I'm assuming everyone's at least tried Austen, Eliot, the Brontes... so I'd like to recommend five authors who are, perhaps, less well-known. I love Elfriede Jelinek's stark, brutal work. The Austrian writer won the Nobel in 2004. Though her novels were published in English I think she could be better known in the Anglophone world. I'd recommend Women As Lovers (trans: Martin Chalmers). If you like tricksy, witty, eloquent, postmodern writing, try Christine Brooke-Rose. I like Between, and Amalgamemnon. On 16th September I'm helping Europa Editions launch the UK edition of Italian writer Elena Ferrante's latest novel, Those Who Leaveand Those Who Stay (trans: Ann Goldstein). This is the third instalment of her Neapolitan series, which can be read as anything from a turbulent saga, to a manual for radical politics. You've probably already heard of Deborah Levy, whose Swimming Home was nominated for the Booker, but I'd like to recommend Hamish Hamilton's recent reissues of her earlier work, particularly the breathtaking, lyrical Swallowing Geography. The most exciting new writing I've read recently is by Nell Zink, who has forthcoming books with The Dorothy Project, and 4th Estate.
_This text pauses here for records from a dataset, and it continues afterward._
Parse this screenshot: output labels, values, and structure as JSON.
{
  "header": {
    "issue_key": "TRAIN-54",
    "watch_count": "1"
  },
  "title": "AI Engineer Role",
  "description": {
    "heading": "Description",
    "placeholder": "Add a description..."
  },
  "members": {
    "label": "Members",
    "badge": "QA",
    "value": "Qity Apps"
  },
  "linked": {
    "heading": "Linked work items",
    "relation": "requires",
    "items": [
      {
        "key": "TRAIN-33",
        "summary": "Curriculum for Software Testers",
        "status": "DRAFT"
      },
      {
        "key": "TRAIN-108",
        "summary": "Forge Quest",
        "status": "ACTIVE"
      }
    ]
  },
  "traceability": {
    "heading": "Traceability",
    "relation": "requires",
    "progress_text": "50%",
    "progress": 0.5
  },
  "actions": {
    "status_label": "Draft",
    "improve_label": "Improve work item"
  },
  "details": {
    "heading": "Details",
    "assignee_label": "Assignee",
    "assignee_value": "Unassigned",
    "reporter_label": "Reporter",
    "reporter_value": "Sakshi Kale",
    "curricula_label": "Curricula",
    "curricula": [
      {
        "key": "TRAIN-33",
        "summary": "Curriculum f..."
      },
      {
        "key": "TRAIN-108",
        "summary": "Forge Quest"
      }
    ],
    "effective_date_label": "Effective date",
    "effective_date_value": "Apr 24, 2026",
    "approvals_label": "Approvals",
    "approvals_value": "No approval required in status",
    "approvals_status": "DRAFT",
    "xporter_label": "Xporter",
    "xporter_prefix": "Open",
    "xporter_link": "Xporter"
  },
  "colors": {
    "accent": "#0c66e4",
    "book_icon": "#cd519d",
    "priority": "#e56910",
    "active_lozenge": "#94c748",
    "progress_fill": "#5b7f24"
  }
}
Outside of this campaign, what else are you up to?
At the moment I'm working on a book called Hotel for Bloomsbury's Object Lessons series. Hotel reviewing was something I did when I began to write.
What advice would you give to female writers hoping to get published?
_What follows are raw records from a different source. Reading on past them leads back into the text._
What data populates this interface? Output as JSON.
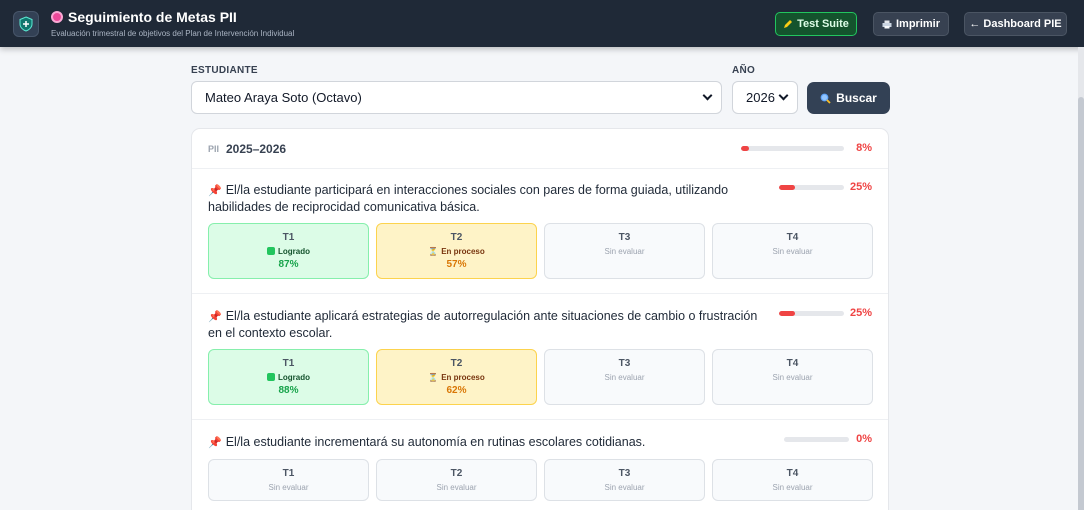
{
  "header": {
    "title": "Seguimiento de Metas PII",
    "subtitle": "Evaluación trimestral de objetivos del Plan de Intervención Individual",
    "buttons": {
      "test": "Test Suite",
      "print": "Imprimir",
      "dashboard": "← Dashboard PIE"
    },
    "icons": {
      "logo": "shield-icon",
      "title": "target-icon",
      "test": "pencil-icon",
      "print": "printer-icon",
      "search": "magnifier-icon"
    }
  },
  "filters": {
    "student_label": "ESTUDIANTE",
    "student_value": "Mateo Araya Soto (Octavo)",
    "year_label": "AÑO",
    "year_value": "2026",
    "search_label": "Buscar"
  },
  "plan": {
    "tag": "PII",
    "period": "2025–2026",
    "progress_text": "8%",
    "progress": 0.08
  },
  "colors": {
    "achieved": "#22c55e",
    "in_progress": "#f59e0b",
    "danger": "#ef4444",
    "header": "#1f2937"
  },
  "goals": [
    {
      "text": "El/la estudiante participará en interacciones sociales con pares de forma guiada, utilizando habilidades de reciprocidad comunicativa básica.",
      "progress_text": "25%",
      "progress": 0.25,
      "quarters": [
        {
          "name": "T1",
          "status": "Logrado",
          "value": "87%"
        },
        {
          "name": "T2",
          "status": "En proceso",
          "value": "57%"
        },
        {
          "name": "T3",
          "status": "Sin evaluar",
          "value": ""
        },
        {
          "name": "T4",
          "status": "Sin evaluar",
          "value": ""
        }
      ]
    },
    {
      "text": "El/la estudiante aplicará estrategias de autorregulación ante situaciones de cambio o frustración en el contexto escolar.",
      "progress_text": "25%",
      "progress": 0.25,
      "quarters": [
        {
          "name": "T1",
          "status": "Logrado",
          "value": "88%"
        },
        {
          "name": "T2",
          "status": "En proceso",
          "value": "62%"
        },
        {
          "name": "T3",
          "status": "Sin evaluar",
          "value": ""
        },
        {
          "name": "T4",
          "status": "Sin evaluar",
          "value": ""
        }
      ]
    },
    {
      "text": "El/la estudiante incrementará su autonomía en rutinas escolares cotidianas.",
      "progress_text": "0%",
      "progress": 0,
      "quarters": [
        {
          "name": "T1",
          "status": "Sin evaluar",
          "value": ""
        },
        {
          "name": "T2",
          "status": "Sin evaluar",
          "value": ""
        },
        {
          "name": "T3",
          "status": "Sin evaluar",
          "value": ""
        },
        {
          "name": "T4",
          "status": "Sin evaluar",
          "value": ""
        }
      ]
    }
  ]
}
As Deborah Levy wrote in Things I Don't Want to Know, her response to Orwell's Why I Write, "Even the most arrogant female writer has to work over time to build an ego that is robust enough to get her through January, never mind all the way to December." Not many of us are arrogant, so forcing yourself to be assertive is a must - I definitely have to. Enter that competition, submit that article! You may think you have no chance but, do it anyway. You never know...
Are there any particular prizes, website or magazines you would recommend for female writers?
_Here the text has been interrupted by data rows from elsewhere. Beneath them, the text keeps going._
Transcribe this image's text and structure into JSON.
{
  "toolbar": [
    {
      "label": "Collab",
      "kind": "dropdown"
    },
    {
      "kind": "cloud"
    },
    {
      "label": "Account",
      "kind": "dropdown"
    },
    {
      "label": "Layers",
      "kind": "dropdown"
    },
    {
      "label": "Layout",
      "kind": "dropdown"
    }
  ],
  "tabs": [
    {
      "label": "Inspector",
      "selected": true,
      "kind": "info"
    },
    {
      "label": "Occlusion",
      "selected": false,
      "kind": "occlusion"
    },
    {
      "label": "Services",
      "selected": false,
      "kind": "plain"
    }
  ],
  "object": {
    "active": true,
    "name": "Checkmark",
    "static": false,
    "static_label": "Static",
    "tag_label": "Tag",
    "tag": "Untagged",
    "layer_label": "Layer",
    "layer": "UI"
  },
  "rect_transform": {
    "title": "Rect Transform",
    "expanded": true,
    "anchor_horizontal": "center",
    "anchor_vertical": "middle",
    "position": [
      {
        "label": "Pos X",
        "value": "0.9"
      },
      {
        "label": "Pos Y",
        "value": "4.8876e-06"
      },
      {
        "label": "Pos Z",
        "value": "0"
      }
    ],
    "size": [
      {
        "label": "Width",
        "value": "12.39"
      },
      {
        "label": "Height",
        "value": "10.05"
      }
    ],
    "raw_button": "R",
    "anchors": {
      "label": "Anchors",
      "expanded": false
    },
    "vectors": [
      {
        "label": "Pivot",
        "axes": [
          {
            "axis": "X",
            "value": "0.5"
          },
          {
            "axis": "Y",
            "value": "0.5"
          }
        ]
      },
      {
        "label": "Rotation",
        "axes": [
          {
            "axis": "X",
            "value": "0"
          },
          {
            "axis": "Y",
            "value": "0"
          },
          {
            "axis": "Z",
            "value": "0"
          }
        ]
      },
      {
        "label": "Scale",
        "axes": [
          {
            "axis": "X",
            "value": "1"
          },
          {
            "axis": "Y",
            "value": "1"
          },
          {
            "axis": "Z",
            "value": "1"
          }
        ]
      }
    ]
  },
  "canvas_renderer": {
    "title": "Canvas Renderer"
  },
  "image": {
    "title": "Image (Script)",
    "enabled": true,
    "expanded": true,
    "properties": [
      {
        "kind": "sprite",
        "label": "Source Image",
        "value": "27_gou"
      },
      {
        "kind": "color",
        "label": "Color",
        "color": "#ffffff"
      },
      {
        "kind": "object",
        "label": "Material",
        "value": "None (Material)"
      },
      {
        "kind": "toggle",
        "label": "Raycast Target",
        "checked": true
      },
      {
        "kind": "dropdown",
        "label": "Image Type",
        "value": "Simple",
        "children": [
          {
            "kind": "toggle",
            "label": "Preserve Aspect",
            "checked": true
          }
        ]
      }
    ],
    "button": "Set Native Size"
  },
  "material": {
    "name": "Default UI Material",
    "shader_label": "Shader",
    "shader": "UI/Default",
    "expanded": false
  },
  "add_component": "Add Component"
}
All the ones I'd recommend to men. Off the top of my head - I'm bound to have missed so many - some good websites to find out about prizes and reviews oriented toward women's writing include:
You can invite any four female writers (living or dead) or female fictional characters over for dinner. Who would you invite and why?
Well, like Claire Messud, I don't see why female characters or authors should be particularly likeable. What makes a good story wouldn't necessarily make a good, or interesting, guest, and the characters from some of my favourite books might be appalling, or downright boring. If I'm limiting myself to female characters created by women, I'd quite like to party with either, or both, of Jane Bowles' Two Serious Ladies. Leonora Carrington's Virginia Fur might be exciting, though there's a good chance she'd eat the other guests. Also present would be The Hen from Clarice Lispector's short story: she would be eaten.
If you want to read female authors from Nottingham then we recommend checking out The Killing Jar by Nicola Monaghan, Alison Moore's latest novel He Wants and Paula Rawsthorne's debut The Truth About Celia Frost.
LeftLion is Nottingham’s meeting point for information about what’s going on in our city, from the established organisations to the grassroots. We want to keep what we do free to all to access, but increasingly we are relying on revenue from our readers to continue. Can you spare a few quid each month to support us?